*** Opening Supplied entries ***

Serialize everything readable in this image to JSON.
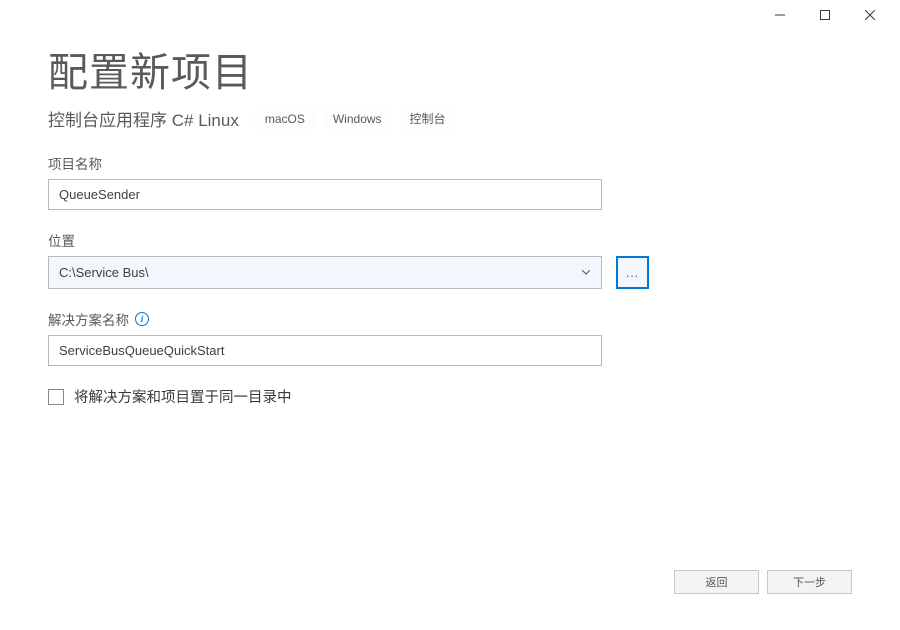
{
  "header": {
    "title": "配置新项目",
    "subtitle": "控制台应用程序",
    "lang_tags": [
      "C#",
      "Linux"
    ],
    "platform_tags": [
      "macOS",
      "Windows",
      "控制台"
    ]
  },
  "fields": {
    "project_name": {
      "label": "项目名称",
      "value": "QueueSender"
    },
    "location": {
      "label": "位置",
      "value": "C:\\Service Bus\\",
      "browse": "..."
    },
    "solution_name": {
      "label": "解决方案名称",
      "value": "ServiceBusQueueQuickStart"
    },
    "same_dir": {
      "label": "将解决方案和项目置于同一目录中",
      "checked": false
    }
  },
  "footer": {
    "back": "返回",
    "next": "下一步"
  }
}
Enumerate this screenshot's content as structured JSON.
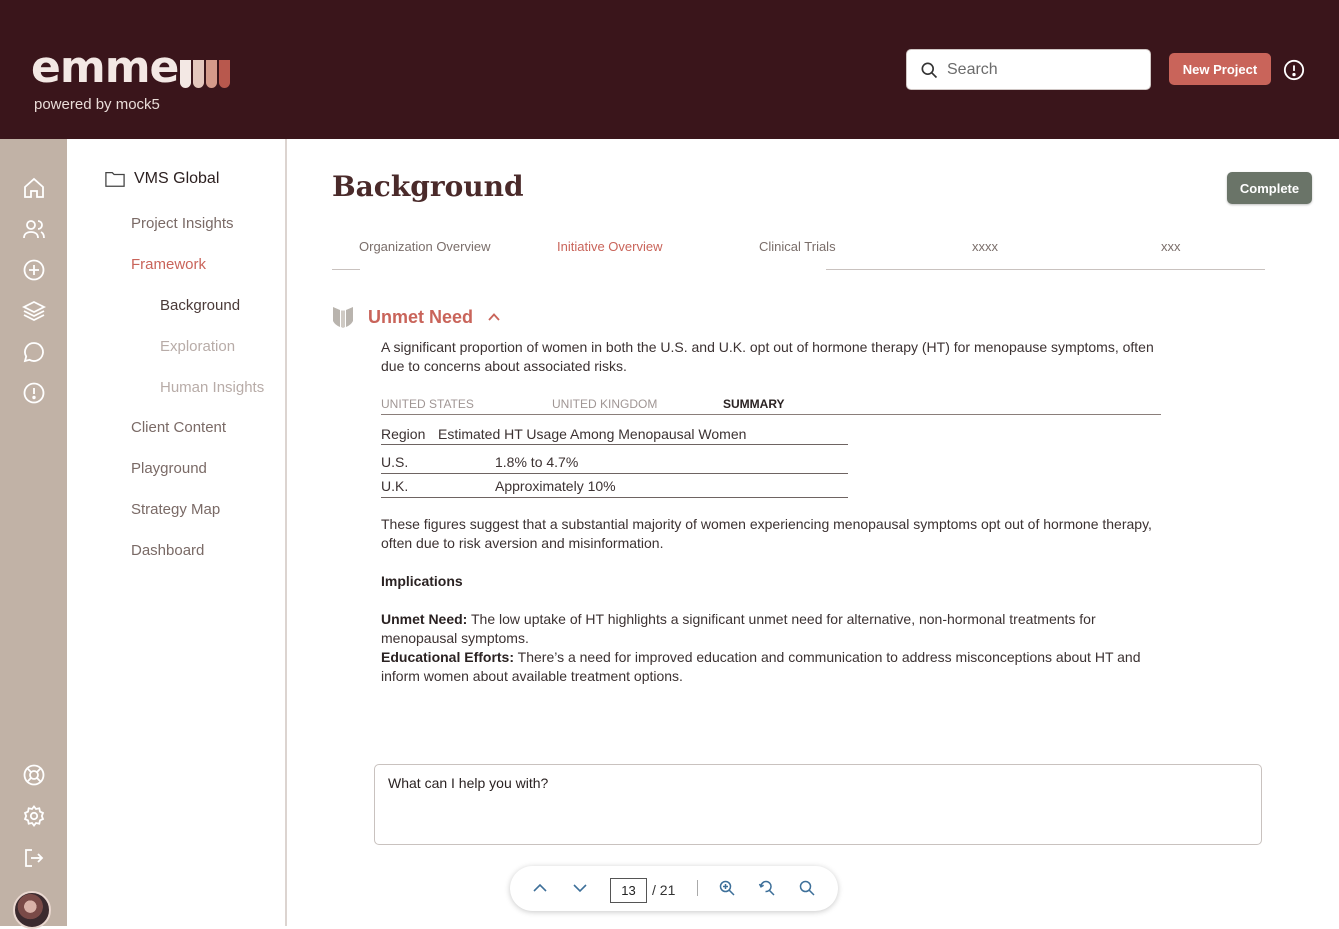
{
  "header": {
    "logo_text": "emme",
    "powered_by": "powered by mock5",
    "search_placeholder": "Search",
    "new_project_label": "New Project",
    "colors": {
      "header_bg": "#3a151b",
      "accent": "#c9645a"
    }
  },
  "rail": {
    "icons": [
      "home-icon",
      "users-icon",
      "plus-circle-icon",
      "layers-icon",
      "chat-icon",
      "alert-icon",
      "lifebuoy-icon",
      "gear-icon",
      "logout-icon"
    ]
  },
  "nav": {
    "project": "VMS Global",
    "items": [
      {
        "label": "Project Insights",
        "state": "normal"
      },
      {
        "label": "Framework",
        "state": "active"
      },
      {
        "label": "Background",
        "state": "current"
      },
      {
        "label": "Exploration",
        "state": "faded"
      },
      {
        "label": "Human Insights",
        "state": "faded"
      },
      {
        "label": "Client Content",
        "state": "normal"
      },
      {
        "label": "Playground",
        "state": "normal"
      },
      {
        "label": "Strategy Map",
        "state": "normal"
      },
      {
        "label": "Dashboard",
        "state": "normal"
      }
    ]
  },
  "main": {
    "title": "Background",
    "complete_label": "Complete",
    "tabs": [
      {
        "label": "Organization Overview"
      },
      {
        "label": "Initiative Overview",
        "active": true
      },
      {
        "label": "Clinical Trials"
      },
      {
        "label": "xxxx"
      },
      {
        "label": "xxx"
      }
    ],
    "section": {
      "title": "Unmet Need",
      "intro": "A significant proportion of women in both the U.S. and U.K. opt out of hormone therapy (HT) for menopause symptoms, often due to concerns about associated risks.",
      "subtabs": [
        "UNITED STATES",
        "UNITED KINGDOM",
        "SUMMARY"
      ],
      "active_subtab": "SUMMARY",
      "table": {
        "headers": [
          "Region",
          "Estimated HT Usage Among Menopausal Women"
        ],
        "rows": [
          [
            "U.S.",
            "1.8% to 4.7%"
          ],
          [
            "U.K.",
            "Approximately 10%"
          ]
        ]
      },
      "summary": "These figures suggest that a substantial majority of women experiencing menopausal symptoms opt out of hormone therapy, often due to risk aversion and misinformation.",
      "implications_heading": "Implications",
      "implications": [
        {
          "label": "Unmet Need:",
          "text": " The low uptake of HT highlights a significant unmet need for alternative, non-hormonal treatments for menopausal symptoms."
        },
        {
          "label": "Educational Efforts:",
          "text": " There’s a need for improved education and communication to address misconceptions about HT and inform women about available treatment options."
        }
      ]
    },
    "chat_placeholder": "What can I help you with?",
    "pager": {
      "current_page": "13",
      "total": "/ 21"
    }
  }
}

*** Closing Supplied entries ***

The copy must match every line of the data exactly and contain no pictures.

- Output below
Serialize everything readable in this image to JSON.
{
  "header": {
    "title": "配置新项目",
    "subtitle": "控制台应用程序",
    "lang_tags": [
      "C#",
      "Linux"
    ],
    "platform_tags": [
      "macOS",
      "Windows",
      "控制台"
    ]
  },
  "fields": {
    "project_name": {
      "label": "项目名称",
      "value": "QueueSender"
    },
    "location": {
      "label": "位置",
      "value": "C:\\Service Bus\\",
      "browse": "..."
    },
    "solution_name": {
      "label": "解决方案名称",
      "value": "ServiceBusQueueQuickStart"
    },
    "same_dir": {
      "label": "将解决方案和项目置于同一目录中",
      "checked": false
    }
  },
  "footer": {
    "back": "返回",
    "next": "下一步"
  }
}
Enumerate this screenshot's content as structured JSON.
{
  "header": {
    "logo_text": "emme",
    "powered_by": "powered by mock5",
    "search_placeholder": "Search",
    "new_project_label": "New Project",
    "colors": {
      "header_bg": "#3a151b",
      "accent": "#c9645a"
    }
  },
  "rail": {
    "icons": [
      "home-icon",
      "users-icon",
      "plus-circle-icon",
      "layers-icon",
      "chat-icon",
      "alert-icon",
      "lifebuoy-icon",
      "gear-icon",
      "logout-icon"
    ]
  },
  "nav": {
    "project": "VMS Global",
    "items": [
      {
        "label": "Project Insights",
        "state": "normal"
      },
      {
        "label": "Framework",
        "state": "active"
      },
      {
        "label": "Background",
        "state": "current"
      },
      {
        "label": "Exploration",
        "state": "faded"
      },
      {
        "label": "Human Insights",
        "state": "faded"
      },
      {
        "label": "Client Content",
        "state": "normal"
      },
      {
        "label": "Playground",
        "state": "normal"
      },
      {
        "label": "Strategy Map",
        "state": "normal"
      },
      {
        "label": "Dashboard",
        "state": "normal"
      }
    ]
  },
  "main": {
    "title": "Background",
    "complete_label": "Complete",
    "tabs": [
      {
        "label": "Organization Overview"
      },
      {
        "label": "Initiative Overview",
        "active": true
      },
      {
        "label": "Clinical Trials"
      },
      {
        "label": "xxxx"
      },
      {
        "label": "xxx"
      }
    ],
    "section": {
      "title": "Unmet Need",
      "intro": "A significant proportion of women in both the U.S. and U.K. opt out of hormone therapy (HT) for menopause symptoms, often due to concerns about associated risks.",
      "subtabs": [
        "UNITED STATES",
        "UNITED KINGDOM",
        "SUMMARY"
      ],
      "active_subtab": "SUMMARY",
      "table": {
        "headers": [
          "Region",
          "Estimated HT Usage Among Menopausal Women"
        ],
        "rows": [
          [
            "U.S.",
            "1.8% to 4.7%"
          ],
          [
            "U.K.",
            "Approximately 10%"
          ]
        ]
      },
      "summary": "These figures suggest that a substantial majority of women experiencing menopausal symptoms opt out of hormone therapy, often due to risk aversion and misinformation.",
      "implications_heading": "Implications",
      "implications": [
        {
          "label": "Unmet Need:",
          "text": " The low uptake of HT highlights a significant unmet need for alternative, non-hormonal treatments for menopausal symptoms."
        },
        {
          "label": "Educational Efforts:",
          "text": " There’s a need for improved education and communication to address misconceptions about HT and inform women about available treatment options."
        }
      ]
    },
    "chat_placeholder": "What can I help you with?",
    "pager": {
      "current_page": "13",
      "total": "/ 21"
    }
  }
}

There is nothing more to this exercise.